Nothing but the lines holding the string "HandGrabInteractable" should appear in the answer. Copy them from the entries.

Excerpts from an interface dataset
------

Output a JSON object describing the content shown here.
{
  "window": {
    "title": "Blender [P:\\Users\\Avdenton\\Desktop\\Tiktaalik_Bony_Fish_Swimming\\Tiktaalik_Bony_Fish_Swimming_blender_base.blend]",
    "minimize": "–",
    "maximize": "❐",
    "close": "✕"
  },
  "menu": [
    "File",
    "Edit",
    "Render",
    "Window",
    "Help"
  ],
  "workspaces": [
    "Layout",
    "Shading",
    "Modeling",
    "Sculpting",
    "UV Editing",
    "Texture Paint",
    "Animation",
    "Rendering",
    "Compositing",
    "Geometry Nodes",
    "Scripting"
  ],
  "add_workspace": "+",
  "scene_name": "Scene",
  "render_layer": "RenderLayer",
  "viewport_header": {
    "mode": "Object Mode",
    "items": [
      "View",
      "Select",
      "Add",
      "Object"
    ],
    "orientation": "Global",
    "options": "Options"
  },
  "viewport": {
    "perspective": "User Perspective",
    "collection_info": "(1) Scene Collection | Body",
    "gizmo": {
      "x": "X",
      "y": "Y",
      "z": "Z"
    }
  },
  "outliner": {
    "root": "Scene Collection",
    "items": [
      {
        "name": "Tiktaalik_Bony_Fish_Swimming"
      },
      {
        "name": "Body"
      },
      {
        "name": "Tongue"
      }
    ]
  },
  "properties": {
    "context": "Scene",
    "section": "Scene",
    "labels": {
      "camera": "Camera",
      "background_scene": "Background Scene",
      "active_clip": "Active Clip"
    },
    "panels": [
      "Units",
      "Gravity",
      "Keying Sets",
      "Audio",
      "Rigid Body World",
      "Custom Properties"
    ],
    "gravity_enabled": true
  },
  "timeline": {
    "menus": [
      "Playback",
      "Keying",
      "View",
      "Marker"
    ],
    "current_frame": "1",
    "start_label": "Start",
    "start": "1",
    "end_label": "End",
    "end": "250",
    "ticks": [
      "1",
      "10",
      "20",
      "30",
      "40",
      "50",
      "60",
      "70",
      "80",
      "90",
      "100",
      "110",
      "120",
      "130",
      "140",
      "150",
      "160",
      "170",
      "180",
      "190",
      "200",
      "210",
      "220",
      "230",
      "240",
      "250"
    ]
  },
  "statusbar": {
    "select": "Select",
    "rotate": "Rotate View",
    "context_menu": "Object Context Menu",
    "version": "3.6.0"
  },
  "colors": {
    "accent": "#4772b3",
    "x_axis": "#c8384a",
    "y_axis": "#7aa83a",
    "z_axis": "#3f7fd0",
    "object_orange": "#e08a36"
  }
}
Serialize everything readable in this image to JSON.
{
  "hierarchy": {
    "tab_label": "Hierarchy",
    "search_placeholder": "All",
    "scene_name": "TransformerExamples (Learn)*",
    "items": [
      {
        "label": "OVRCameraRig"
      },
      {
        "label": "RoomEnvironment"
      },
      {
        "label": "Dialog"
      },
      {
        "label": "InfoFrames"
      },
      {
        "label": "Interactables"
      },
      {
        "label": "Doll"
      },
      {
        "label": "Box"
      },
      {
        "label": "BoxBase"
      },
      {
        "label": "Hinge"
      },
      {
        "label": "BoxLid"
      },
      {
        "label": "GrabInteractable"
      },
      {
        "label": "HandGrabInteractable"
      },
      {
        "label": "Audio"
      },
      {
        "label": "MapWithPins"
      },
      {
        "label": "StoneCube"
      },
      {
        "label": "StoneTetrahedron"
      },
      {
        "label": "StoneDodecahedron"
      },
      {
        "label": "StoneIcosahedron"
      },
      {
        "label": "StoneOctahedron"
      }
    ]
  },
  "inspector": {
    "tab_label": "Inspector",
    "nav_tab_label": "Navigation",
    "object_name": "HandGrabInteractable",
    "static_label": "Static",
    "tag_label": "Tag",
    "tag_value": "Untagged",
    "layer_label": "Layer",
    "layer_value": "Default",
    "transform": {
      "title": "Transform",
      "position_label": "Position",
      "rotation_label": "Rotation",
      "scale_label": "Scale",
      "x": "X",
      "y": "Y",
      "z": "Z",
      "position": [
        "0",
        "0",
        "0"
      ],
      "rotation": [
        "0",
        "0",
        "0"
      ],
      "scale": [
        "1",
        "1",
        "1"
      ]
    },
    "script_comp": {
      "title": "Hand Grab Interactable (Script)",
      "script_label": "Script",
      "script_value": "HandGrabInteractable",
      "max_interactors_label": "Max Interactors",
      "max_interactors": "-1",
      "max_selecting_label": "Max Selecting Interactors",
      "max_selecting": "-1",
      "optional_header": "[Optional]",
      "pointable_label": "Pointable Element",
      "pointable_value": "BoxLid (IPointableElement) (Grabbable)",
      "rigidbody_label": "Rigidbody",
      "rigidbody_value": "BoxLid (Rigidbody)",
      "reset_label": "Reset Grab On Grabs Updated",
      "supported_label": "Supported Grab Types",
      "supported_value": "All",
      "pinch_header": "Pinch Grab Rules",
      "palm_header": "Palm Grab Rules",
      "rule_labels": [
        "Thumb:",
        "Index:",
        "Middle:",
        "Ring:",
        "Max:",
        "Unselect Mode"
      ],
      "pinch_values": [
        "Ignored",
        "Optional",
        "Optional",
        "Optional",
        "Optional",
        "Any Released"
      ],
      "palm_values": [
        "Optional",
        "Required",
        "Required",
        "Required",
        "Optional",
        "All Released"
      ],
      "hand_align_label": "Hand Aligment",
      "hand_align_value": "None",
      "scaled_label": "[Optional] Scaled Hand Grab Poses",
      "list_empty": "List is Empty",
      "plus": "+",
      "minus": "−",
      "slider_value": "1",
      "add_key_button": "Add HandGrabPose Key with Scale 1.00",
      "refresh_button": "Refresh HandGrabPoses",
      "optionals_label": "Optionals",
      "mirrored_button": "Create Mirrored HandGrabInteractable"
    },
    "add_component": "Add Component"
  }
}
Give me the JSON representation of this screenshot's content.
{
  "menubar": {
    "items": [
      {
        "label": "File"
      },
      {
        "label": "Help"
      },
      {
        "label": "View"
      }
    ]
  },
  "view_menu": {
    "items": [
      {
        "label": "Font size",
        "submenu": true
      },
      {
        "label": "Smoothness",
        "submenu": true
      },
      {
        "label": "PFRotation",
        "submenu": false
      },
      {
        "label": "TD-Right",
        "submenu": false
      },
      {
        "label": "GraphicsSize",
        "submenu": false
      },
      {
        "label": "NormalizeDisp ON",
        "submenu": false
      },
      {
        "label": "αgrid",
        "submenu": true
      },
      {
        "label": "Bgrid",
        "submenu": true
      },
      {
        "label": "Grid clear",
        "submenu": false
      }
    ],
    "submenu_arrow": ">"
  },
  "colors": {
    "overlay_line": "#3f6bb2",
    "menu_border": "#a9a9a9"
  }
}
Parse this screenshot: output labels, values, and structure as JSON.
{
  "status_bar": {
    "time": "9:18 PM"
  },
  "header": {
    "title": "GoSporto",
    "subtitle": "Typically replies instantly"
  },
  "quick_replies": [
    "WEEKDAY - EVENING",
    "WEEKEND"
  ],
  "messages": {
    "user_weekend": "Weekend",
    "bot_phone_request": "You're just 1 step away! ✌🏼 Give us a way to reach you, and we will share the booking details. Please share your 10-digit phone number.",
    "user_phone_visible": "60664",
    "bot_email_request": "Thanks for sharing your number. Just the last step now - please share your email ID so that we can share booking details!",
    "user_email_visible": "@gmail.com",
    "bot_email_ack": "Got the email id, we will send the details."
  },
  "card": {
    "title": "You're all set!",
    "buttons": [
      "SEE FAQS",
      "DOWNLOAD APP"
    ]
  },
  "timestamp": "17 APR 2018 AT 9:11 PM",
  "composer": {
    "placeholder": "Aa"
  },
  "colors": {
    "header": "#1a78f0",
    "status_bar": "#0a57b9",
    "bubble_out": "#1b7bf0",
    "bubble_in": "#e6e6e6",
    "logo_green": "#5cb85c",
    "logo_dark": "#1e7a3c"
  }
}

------

__Answer to the exercise__
        "label": "HandGrabInteractable"
    "object_name": "HandGrabInteractable",
      "script_value": "HandGrabInteractable",
      "mirrored_button": "Create Mirrored HandGrabInteractable"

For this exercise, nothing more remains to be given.